Earlier this month, I published an NRO piece based on my observations from time spent in Russia, which highlighted some Russians’ xenophobic sympathies. I stand by what I wrote, but I acknowledge that my piece could seem biased and overgeneralized – if the implicit context is ignored. It wasn’t meant to be an exhaustive analysis, but a list of observations of mine that formed a distinct pattern. My Russian acquaintances’ frequent insistence on discussing politics left an unmistakable impression of a resentful culture. Anti-Americanism may be nearly universal, but Russia’s former superpower status makes the kind revealed in my conversations there especially acute.

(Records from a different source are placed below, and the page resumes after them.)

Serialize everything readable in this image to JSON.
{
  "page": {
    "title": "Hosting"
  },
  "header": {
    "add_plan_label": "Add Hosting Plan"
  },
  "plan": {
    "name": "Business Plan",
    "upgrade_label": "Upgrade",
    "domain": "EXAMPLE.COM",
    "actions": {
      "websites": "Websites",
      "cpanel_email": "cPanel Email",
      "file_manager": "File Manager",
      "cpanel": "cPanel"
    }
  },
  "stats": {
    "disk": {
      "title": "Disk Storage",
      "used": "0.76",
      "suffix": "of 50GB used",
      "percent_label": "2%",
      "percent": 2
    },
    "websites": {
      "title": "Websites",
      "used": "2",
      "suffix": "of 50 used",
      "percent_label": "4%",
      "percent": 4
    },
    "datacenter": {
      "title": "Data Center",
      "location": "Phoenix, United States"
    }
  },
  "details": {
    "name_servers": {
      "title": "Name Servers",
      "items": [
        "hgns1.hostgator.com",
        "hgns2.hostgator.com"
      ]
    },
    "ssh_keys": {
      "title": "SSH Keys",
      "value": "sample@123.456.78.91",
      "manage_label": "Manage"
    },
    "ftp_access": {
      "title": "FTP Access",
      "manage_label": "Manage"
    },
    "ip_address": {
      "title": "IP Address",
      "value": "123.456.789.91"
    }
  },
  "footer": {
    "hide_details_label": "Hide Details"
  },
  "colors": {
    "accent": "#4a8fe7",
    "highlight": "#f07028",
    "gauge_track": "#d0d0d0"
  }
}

Did I ignore the positive aspects of Russian culture? I have been at the receiving end of Russian generosity countless times. Many people I met there lent or even gave me small amounts of money when I had problems with my card. The only thing more dependable than a Russian’s appetite is a Russian’s eagerness to share his table with a friend, or even a new acquaintance. None of this, however, is newsworthy. It has no relation to the looming impact of demographics and ethnic tensions on Russian politics in coming decades. It seems obvious that criticism of a society’s prevailing social attitudes is not tantamount to an indictment of every aspect of the culture.

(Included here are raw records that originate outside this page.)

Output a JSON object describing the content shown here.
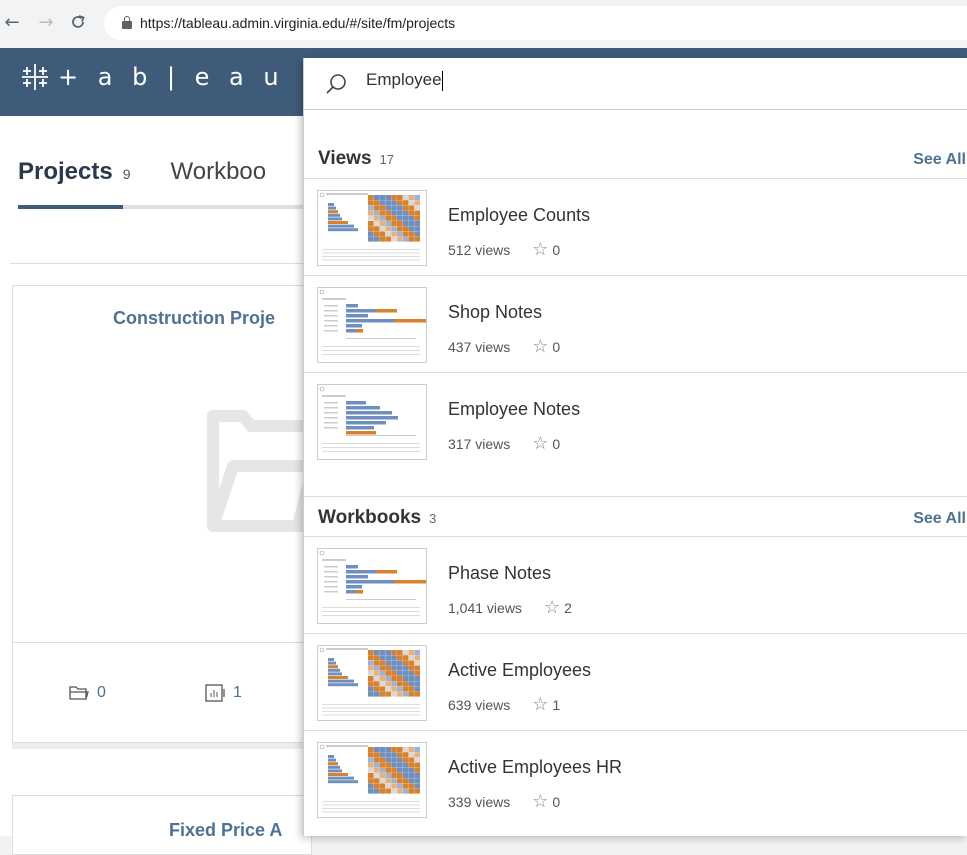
{
  "browser": {
    "back": "←",
    "forward": "→",
    "reload": "C",
    "url": "https://tableau.admin.virginia.edu/#/site/fm/projects"
  },
  "header": {
    "logo_text": "+ a b | e a u",
    "brand_color": "#3e5c7a"
  },
  "tabs": {
    "projects_label": "Projects",
    "projects_count": "9",
    "workbooks_label": "Workboo"
  },
  "cards": [
    {
      "title": "Construction Proje",
      "folders": "0",
      "workbooks": "1"
    },
    {
      "title": "Fixed Price A"
    }
  ],
  "search": {
    "query": "Employee",
    "views": {
      "title": "Views",
      "count": "17",
      "see_all": "See All",
      "items": [
        {
          "title": "Employee Counts",
          "views": "512 views",
          "favorites": "0",
          "thumb": "heatmap"
        },
        {
          "title": "Shop Notes",
          "views": "437 views",
          "favorites": "0",
          "thumb": "bars"
        },
        {
          "title": "Employee Notes",
          "views": "317 views",
          "favorites": "0",
          "thumb": "bars-blue"
        }
      ]
    },
    "workbooks": {
      "title": "Workbooks",
      "count": "3",
      "see_all": "See All",
      "items": [
        {
          "title": "Phase Notes",
          "views": "1,041 views",
          "favorites": "2",
          "thumb": "bars"
        },
        {
          "title": "Active Employees",
          "views": "639 views",
          "favorites": "1",
          "thumb": "heatmap"
        },
        {
          "title": "Active Employees HR",
          "views": "339 views",
          "favorites": "0",
          "thumb": "heatmap"
        }
      ]
    }
  },
  "colors": {
    "link": "#4e7294",
    "thumb_blue": "#6f8fbf",
    "thumb_orange": "#d9822b"
  }
}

When I denounced the cult of the Great Patriotic War and its eternal, insidious influence on Russian politics, I didn’t want to demean the heroism of the Soviet soldier in World War II, or to minimize Nazi atrocities against the Soviet people. But Nazi Germany’s invasion of the Soviet Union has served to morally launder Stalinism. Russians rightly take pride in their victory, and honor those who made the ultimate sacrifice, but celebrating victory has overshadowed the contemporaneous and equally destructive scourge of Stalinism (and the inhumane manner in which they conducted their invasion of Germany). There is even a dangerous myth on the left that collectivization and penal labor helped save the Soviet Union. The war’s legacy has served the interests of the Russian state — even up to today, with the Russian dismissal of the Ukrainian opposition as a fascist movement. When I wrote of “inhumane, gruesome pride” in Soviet casualties, I was thinking of the all-too-common belief that Jews were not Hitler’s greatest victims simply because fewer of them perished compared to Russians. Competing in death tolls is a gross pastime.

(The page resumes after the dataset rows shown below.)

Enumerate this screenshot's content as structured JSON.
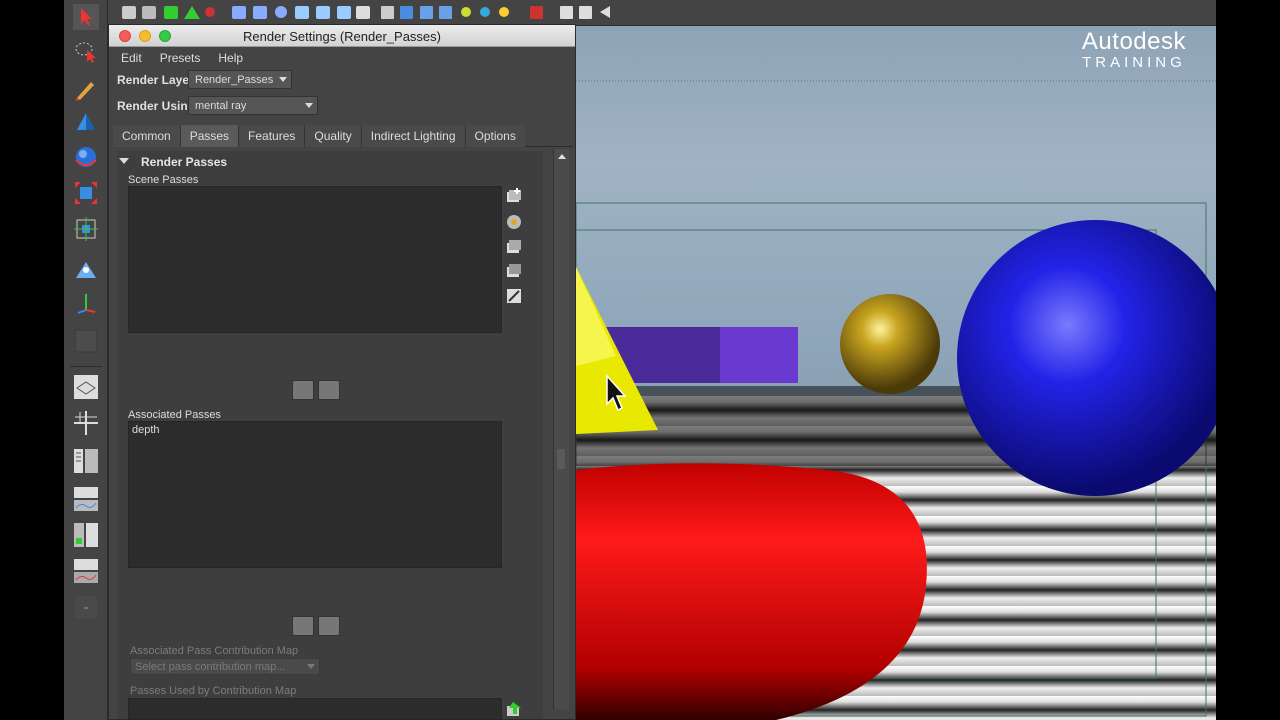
{
  "window": {
    "title": "Render Settings (Render_Passes)",
    "menu": [
      "Edit",
      "Presets",
      "Help"
    ]
  },
  "render_layer": {
    "label": "Render Layer",
    "value": "Render_Passes"
  },
  "render_using": {
    "label": "Render Using",
    "value": "mental ray"
  },
  "tabs": [
    {
      "label": "Common",
      "active": false
    },
    {
      "label": "Passes",
      "active": true
    },
    {
      "label": "Features",
      "active": false
    },
    {
      "label": "Quality",
      "active": false
    },
    {
      "label": "Indirect Lighting",
      "active": false
    },
    {
      "label": "Options",
      "active": false
    }
  ],
  "render_passes": {
    "heading": "Render Passes",
    "scene_passes_label": "Scene Passes",
    "scene_passes": [],
    "associated_passes_label": "Associated Passes",
    "associated_passes": [
      "depth"
    ],
    "contribution_map_label": "Associated Pass Contribution Map",
    "contribution_map_placeholder": "Select pass contribution map...",
    "passes_used_label": "Passes Used by Contribution Map"
  },
  "branding": {
    "line1": "Autodesk",
    "line2": "TRAINING"
  },
  "colors": {
    "torus": "#e00000",
    "cone": "#f2f200",
    "gold_sphere": "#a88a10",
    "blue_sphere": "#1c1ce0",
    "box": "#5a2ab0"
  }
}
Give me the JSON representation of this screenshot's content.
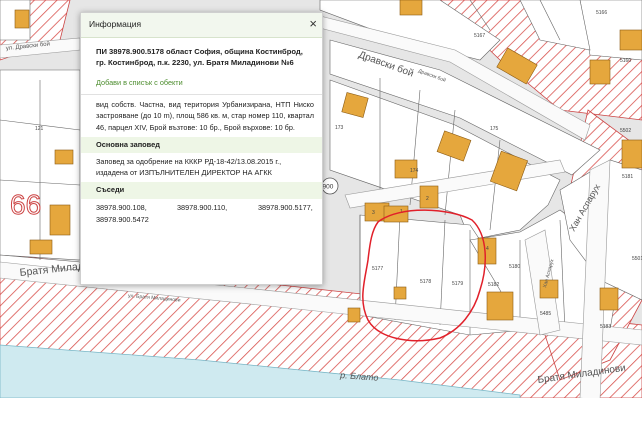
{
  "map": {
    "street_labels": {
      "dravski_boy_upper_left": "ул. Дравски бой",
      "dravski_boy": "Дравски бой",
      "dravski_boy_small": "Дравски бой",
      "bratya_miladinovi_left": "Братя Миладинови",
      "bratya_miladinovi_small": "ул. Братя Миладинови",
      "bratya_miladinovi_right": "Братя Миладинови",
      "han_asparuh": "Хан Аспарух",
      "han_asparuh_small": "Хан Аспарух",
      "river": "р. Блато"
    },
    "district_number": "66",
    "parcel_numbers": [
      "5177",
      "5178",
      "5179",
      "5180",
      "5182",
      "5183",
      "5160",
      "5167",
      "5166",
      "5181",
      "5485",
      "5501",
      "5502"
    ],
    "building_numbers": [
      "121",
      "173",
      "174",
      "175",
      "3",
      "1",
      "2",
      "4"
    ],
    "road_marker": "900"
  },
  "popup": {
    "title": "Информация",
    "close_symbol": "×",
    "parcel_heading": "ПИ 38978.900.5178 област София, община Костинброд, гр. Костинброд, п.к. 2230, ул. Братя Миладинови №6",
    "add_to_list_link": "Добави в списък с обекти",
    "description": "вид собств. Частна, вид територия Урбанизирана, НТП Ниско застрояване (до 10 m), площ 586 кв. м, стар номер 110, квартал 46, парцел XIV, Брой възтове: 10 бр., Брой върхове: 10 бр.",
    "order_section_title": "Основна заповед",
    "order_text": "Заповед за одобрение на КККР РД-18-42/13.08.2015 г., издадена от ИЗПЪЛНИТЕЛЕН ДИРЕКТОР НА АГКК",
    "neighbors_section_title": "Съседи",
    "neighbors": [
      "38978.900.108,",
      "38978.900.110,",
      "38978.900.5177,",
      "38978.900.5472"
    ]
  },
  "colors": {
    "building_fill": "#e5a73d",
    "building_stroke": "#8a5a13",
    "hatch_red": "#d9534f",
    "annotation_red": "#e1202a",
    "road_fill": "#fafafa",
    "map_background": "#e6e6e6",
    "popup_header": "#f2f7ee",
    "link_green": "#4b8c2c"
  }
}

Friends of Pat Buchanan would claim that Russia is merely conscious of its national identity, and that Western societies would do well to take its lead. But this misses a key distinction: Russia is an empire-state. It has never had the level of homogeneity traditionally associated with France or Japan. Its multinational character is inherent in the distinction between Rossiya and Rus’. Supporting border and visa enforcement, the sovereign prerogatives of any nation, does not preclude basic civility towards foreign minorities (known in Russia by their name in West Germany — Gastarbeiter). Native tension with immigrants is common to every country with high levels of immigration, but it’s remarkably obvious in Russia. Considering Putin’s Eurasian Customs Union project isn’t likely to stem the tide of newcomers, the breakdown of trust and comity in Russian society will only worsen.
To critics on the left who suggest that American chauvinism and racism makes similar Russian attitudes irrelevant, I can only suggest learning Russian, visiting the place, and deciding for themselves. There is a great deal of both America and Russia that I have not seen. My article, however, reflects the reality of what I have seen.